(Beginning of Data extract)

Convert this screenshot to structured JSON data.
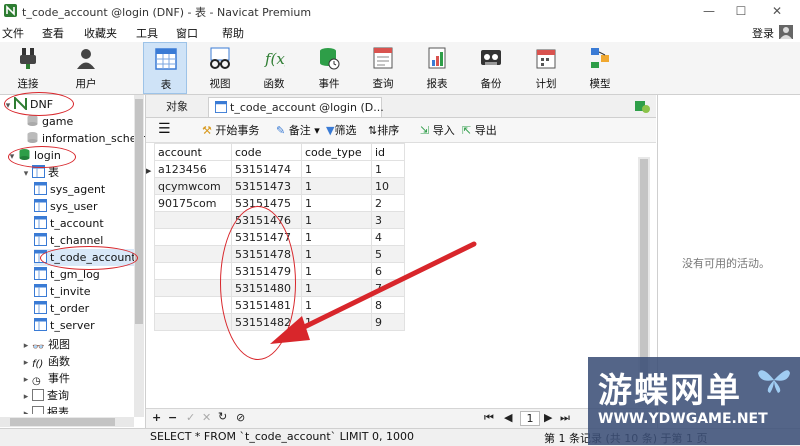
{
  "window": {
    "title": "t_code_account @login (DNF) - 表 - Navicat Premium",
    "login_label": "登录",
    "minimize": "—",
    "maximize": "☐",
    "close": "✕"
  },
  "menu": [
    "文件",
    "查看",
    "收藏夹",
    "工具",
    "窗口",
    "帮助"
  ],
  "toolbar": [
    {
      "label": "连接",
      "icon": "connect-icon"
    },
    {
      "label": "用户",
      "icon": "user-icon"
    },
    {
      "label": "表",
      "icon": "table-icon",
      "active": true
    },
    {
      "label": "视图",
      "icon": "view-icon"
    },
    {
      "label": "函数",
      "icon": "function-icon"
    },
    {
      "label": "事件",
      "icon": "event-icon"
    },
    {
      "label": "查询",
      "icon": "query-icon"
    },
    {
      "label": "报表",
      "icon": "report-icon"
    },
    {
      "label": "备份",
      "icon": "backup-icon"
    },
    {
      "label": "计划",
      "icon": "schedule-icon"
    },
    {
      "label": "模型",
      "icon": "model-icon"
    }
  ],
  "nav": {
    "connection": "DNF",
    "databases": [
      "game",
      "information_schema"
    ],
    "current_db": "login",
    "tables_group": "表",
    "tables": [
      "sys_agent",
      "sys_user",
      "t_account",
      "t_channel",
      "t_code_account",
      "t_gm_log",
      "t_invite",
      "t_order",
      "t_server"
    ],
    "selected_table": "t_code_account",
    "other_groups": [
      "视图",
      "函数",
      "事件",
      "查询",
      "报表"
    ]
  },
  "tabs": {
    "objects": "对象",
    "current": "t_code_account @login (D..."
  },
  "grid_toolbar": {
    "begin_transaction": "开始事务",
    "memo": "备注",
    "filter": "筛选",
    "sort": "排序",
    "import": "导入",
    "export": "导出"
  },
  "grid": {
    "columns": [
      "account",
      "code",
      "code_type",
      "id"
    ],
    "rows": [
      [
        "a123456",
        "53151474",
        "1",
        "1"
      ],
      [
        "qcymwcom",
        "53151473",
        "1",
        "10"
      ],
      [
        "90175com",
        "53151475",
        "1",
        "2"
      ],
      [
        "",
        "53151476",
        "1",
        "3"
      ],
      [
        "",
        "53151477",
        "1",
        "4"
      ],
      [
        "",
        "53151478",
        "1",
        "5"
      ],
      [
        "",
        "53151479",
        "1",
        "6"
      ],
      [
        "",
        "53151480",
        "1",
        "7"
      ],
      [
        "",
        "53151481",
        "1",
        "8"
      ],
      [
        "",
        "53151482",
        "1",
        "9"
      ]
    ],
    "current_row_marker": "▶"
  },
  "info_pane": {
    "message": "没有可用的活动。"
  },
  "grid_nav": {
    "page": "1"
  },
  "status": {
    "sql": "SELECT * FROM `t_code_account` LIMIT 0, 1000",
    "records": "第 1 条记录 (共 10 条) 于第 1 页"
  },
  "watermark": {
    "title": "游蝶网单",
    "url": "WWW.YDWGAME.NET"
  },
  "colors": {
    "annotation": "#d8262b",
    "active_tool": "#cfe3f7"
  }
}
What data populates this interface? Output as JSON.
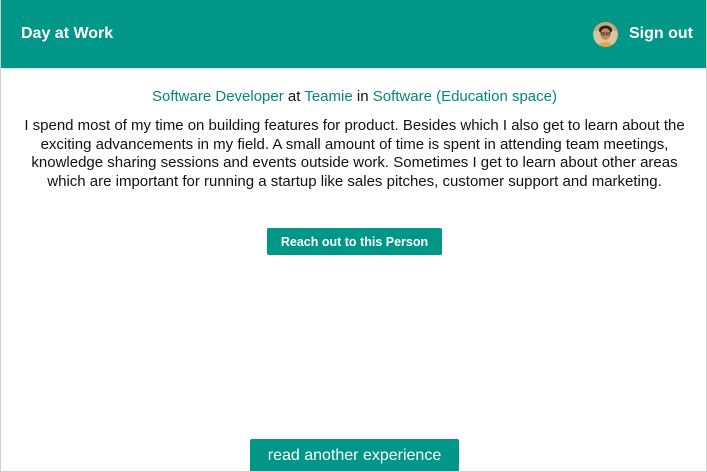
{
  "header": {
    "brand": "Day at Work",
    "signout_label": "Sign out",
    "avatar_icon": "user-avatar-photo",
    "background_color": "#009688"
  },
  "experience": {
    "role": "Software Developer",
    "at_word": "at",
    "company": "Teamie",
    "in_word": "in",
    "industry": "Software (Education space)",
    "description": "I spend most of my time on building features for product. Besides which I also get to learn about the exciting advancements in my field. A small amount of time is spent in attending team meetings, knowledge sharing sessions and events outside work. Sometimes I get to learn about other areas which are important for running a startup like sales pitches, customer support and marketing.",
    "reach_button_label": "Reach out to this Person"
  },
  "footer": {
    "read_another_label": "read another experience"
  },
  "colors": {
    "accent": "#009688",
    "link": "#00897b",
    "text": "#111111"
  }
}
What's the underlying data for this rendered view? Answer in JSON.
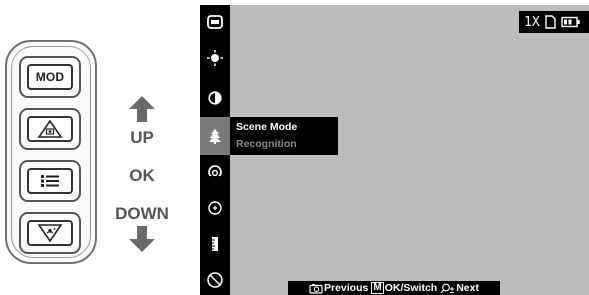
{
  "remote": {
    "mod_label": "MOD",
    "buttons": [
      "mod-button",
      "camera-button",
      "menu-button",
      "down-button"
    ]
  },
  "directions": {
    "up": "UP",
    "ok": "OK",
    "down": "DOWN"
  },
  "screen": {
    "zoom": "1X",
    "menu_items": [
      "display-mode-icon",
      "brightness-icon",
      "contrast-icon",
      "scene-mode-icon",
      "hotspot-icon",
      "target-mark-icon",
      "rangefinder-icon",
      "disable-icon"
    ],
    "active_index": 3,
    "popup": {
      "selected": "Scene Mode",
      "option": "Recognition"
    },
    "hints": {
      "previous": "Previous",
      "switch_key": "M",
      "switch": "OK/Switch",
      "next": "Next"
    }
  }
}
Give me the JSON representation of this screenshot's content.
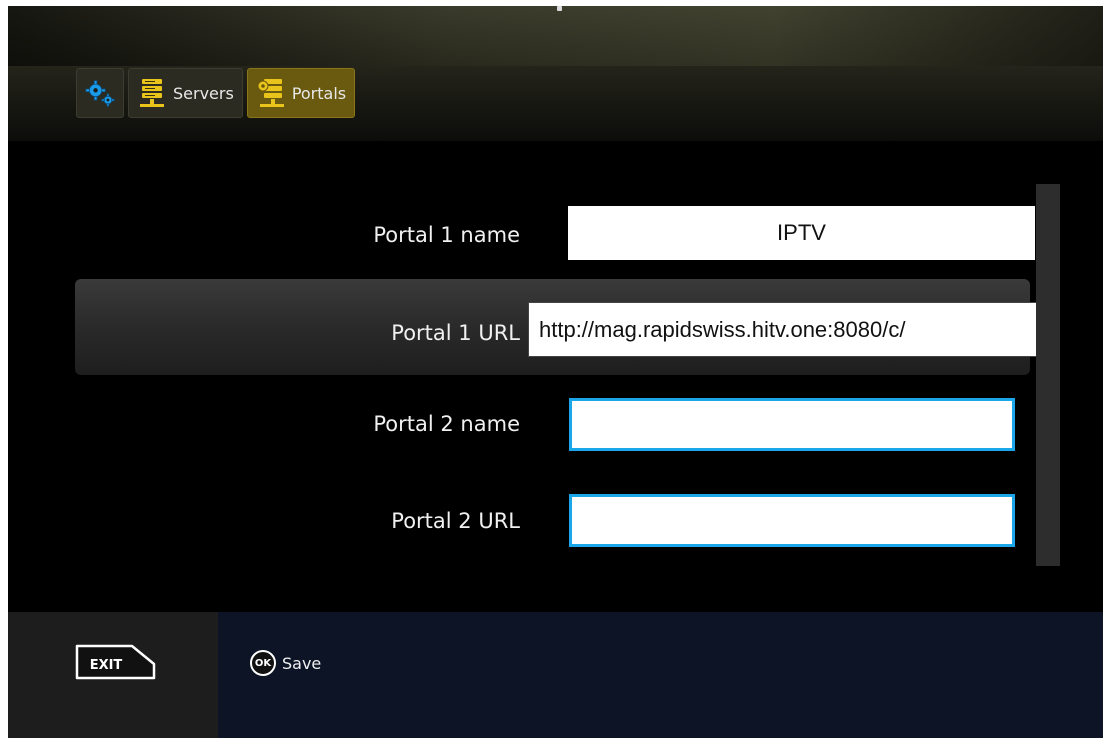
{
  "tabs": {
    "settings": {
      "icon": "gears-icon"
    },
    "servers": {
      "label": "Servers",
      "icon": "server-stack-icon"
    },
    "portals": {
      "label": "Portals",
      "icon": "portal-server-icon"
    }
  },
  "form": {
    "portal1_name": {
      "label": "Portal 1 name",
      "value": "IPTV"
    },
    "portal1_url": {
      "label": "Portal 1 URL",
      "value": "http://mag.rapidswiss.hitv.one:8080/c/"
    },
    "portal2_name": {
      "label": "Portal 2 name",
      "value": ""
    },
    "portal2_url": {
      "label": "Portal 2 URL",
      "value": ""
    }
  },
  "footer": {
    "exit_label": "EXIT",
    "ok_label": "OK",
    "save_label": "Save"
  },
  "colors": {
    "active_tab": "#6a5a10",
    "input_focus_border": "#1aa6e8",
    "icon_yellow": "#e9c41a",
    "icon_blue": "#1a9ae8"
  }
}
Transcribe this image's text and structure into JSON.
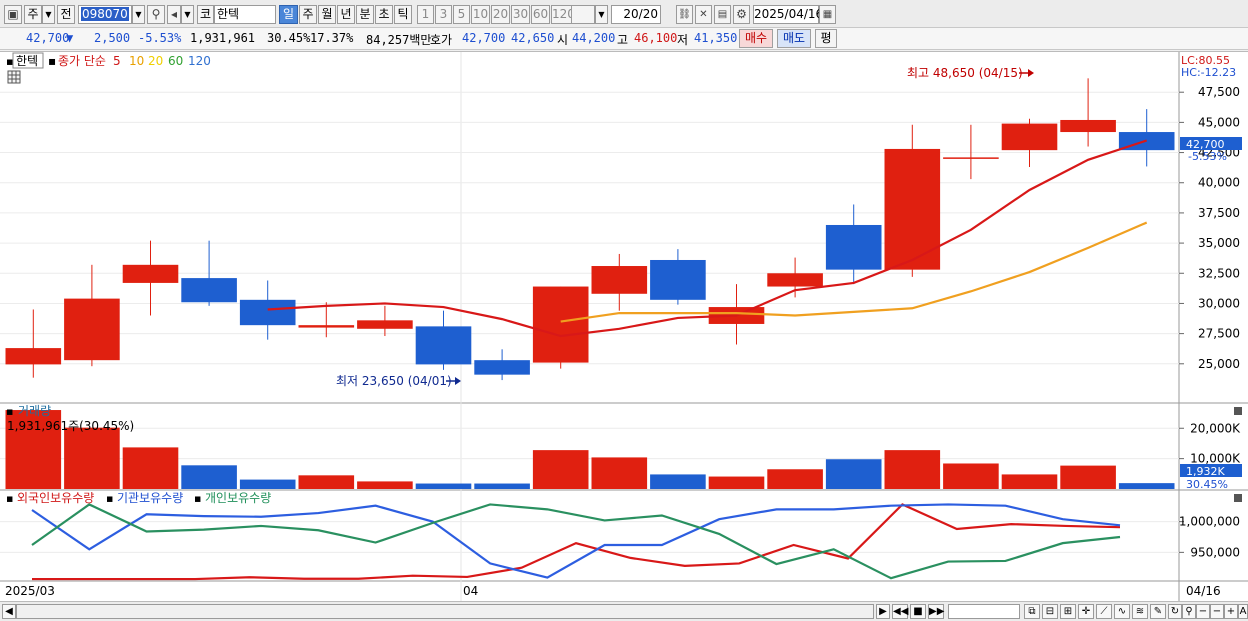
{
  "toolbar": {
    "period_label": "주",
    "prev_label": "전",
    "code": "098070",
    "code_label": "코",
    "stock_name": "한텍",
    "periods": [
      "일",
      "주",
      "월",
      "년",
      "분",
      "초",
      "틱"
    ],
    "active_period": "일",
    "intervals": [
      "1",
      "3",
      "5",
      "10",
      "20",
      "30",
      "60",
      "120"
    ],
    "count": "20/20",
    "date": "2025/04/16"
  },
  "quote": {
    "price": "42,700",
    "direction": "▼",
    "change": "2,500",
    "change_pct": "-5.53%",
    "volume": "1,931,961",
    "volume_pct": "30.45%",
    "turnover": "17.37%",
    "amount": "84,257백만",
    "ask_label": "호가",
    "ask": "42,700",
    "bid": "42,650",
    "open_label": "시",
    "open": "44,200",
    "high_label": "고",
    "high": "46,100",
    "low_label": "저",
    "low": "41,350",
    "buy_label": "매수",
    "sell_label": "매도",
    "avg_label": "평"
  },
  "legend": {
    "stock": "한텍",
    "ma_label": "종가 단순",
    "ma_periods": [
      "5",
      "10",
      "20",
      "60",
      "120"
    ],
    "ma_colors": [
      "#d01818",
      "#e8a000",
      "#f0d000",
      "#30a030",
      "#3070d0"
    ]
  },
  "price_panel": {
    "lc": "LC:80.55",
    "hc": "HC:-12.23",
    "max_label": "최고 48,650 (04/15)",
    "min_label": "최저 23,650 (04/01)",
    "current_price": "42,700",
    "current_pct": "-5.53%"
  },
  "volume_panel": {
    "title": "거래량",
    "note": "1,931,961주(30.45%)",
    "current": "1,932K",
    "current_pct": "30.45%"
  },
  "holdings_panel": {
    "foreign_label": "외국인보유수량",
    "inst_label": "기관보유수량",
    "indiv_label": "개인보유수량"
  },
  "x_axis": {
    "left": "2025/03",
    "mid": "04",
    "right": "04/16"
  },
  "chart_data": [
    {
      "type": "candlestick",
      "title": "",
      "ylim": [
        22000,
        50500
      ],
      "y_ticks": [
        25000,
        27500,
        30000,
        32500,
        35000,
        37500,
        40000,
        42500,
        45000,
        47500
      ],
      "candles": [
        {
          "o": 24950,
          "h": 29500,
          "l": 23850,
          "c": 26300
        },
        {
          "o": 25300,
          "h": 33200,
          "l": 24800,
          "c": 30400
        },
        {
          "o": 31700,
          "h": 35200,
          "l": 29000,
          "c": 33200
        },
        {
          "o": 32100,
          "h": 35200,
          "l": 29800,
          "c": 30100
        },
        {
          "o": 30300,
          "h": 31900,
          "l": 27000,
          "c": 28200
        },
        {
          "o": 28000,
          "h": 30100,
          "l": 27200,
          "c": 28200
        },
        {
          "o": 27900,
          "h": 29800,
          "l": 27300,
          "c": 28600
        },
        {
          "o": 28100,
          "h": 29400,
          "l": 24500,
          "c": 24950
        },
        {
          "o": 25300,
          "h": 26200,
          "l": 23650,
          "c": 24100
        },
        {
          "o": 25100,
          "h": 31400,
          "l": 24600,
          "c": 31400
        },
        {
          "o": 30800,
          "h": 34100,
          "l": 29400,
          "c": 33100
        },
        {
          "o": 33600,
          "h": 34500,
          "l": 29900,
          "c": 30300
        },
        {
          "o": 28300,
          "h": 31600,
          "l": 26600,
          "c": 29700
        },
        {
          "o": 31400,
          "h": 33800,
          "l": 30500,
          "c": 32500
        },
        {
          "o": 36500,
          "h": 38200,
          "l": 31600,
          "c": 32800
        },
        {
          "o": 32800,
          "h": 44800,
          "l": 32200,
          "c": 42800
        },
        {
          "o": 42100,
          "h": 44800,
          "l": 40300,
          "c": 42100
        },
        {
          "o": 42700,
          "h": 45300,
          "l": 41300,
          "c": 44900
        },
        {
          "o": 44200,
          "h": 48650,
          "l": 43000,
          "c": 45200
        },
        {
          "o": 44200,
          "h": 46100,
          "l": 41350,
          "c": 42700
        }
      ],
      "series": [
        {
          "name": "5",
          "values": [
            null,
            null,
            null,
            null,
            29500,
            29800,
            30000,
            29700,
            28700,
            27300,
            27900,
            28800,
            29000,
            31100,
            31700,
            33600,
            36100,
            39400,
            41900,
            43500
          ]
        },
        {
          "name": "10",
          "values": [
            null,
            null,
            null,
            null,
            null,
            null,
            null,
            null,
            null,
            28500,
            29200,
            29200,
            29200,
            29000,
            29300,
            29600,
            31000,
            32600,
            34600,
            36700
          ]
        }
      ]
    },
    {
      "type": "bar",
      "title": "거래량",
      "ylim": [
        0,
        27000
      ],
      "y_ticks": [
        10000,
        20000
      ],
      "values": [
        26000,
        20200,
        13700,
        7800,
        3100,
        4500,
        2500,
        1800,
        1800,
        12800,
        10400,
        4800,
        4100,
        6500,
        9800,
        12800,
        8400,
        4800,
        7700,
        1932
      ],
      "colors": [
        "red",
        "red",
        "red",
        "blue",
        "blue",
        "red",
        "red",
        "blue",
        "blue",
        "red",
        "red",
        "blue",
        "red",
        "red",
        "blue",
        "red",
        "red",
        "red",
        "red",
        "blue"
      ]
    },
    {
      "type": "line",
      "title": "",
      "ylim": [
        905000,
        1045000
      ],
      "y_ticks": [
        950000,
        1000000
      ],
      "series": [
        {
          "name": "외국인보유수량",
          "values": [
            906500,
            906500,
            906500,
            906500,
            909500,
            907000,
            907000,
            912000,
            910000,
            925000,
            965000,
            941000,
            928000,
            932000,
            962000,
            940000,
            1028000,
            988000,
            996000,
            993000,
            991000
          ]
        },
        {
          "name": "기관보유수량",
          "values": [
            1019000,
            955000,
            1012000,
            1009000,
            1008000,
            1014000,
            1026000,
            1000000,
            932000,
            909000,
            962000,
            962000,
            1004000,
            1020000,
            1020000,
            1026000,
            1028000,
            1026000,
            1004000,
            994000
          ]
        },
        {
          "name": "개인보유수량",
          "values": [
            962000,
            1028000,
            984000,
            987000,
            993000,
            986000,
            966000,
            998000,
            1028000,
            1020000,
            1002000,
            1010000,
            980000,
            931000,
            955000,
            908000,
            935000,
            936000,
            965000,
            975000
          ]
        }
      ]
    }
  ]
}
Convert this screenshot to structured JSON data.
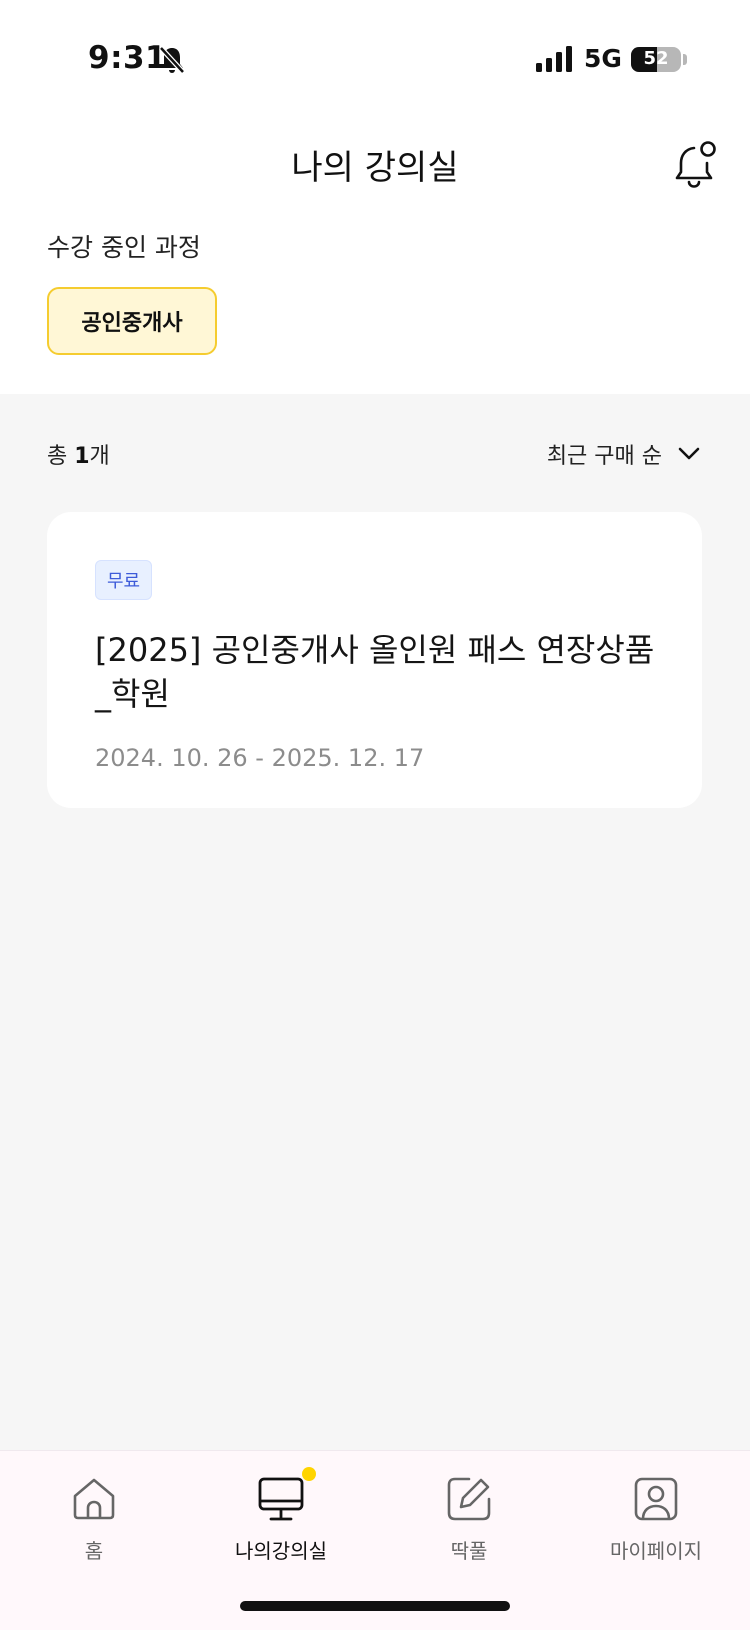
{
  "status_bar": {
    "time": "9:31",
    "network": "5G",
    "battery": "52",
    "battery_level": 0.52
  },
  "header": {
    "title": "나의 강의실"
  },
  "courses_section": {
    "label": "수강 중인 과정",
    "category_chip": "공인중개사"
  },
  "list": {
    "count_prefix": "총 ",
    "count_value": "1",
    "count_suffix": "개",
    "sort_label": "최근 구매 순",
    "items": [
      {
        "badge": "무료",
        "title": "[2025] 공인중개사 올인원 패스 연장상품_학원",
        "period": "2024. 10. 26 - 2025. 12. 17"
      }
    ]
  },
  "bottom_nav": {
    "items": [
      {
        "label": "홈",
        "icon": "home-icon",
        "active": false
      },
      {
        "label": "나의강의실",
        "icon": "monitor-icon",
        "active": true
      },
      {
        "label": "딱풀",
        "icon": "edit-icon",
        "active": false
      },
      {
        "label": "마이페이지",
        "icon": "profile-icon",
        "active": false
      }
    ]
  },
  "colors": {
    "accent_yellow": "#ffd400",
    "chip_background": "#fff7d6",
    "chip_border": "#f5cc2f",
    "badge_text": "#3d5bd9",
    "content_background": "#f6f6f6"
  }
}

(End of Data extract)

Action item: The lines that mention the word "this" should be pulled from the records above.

Answer space:
Convert this screenshot to structured JSON data.
What data populates this interface? Output as JSON.
    "reach_button_label": "Reach out to this Person"
What's the underlying data for this rendered view? Answer in JSON.
Give me the JSON representation of this screenshot's content.
Transcribe this image's text and structure into JSON.
Convert this screenshot to structured JSON data.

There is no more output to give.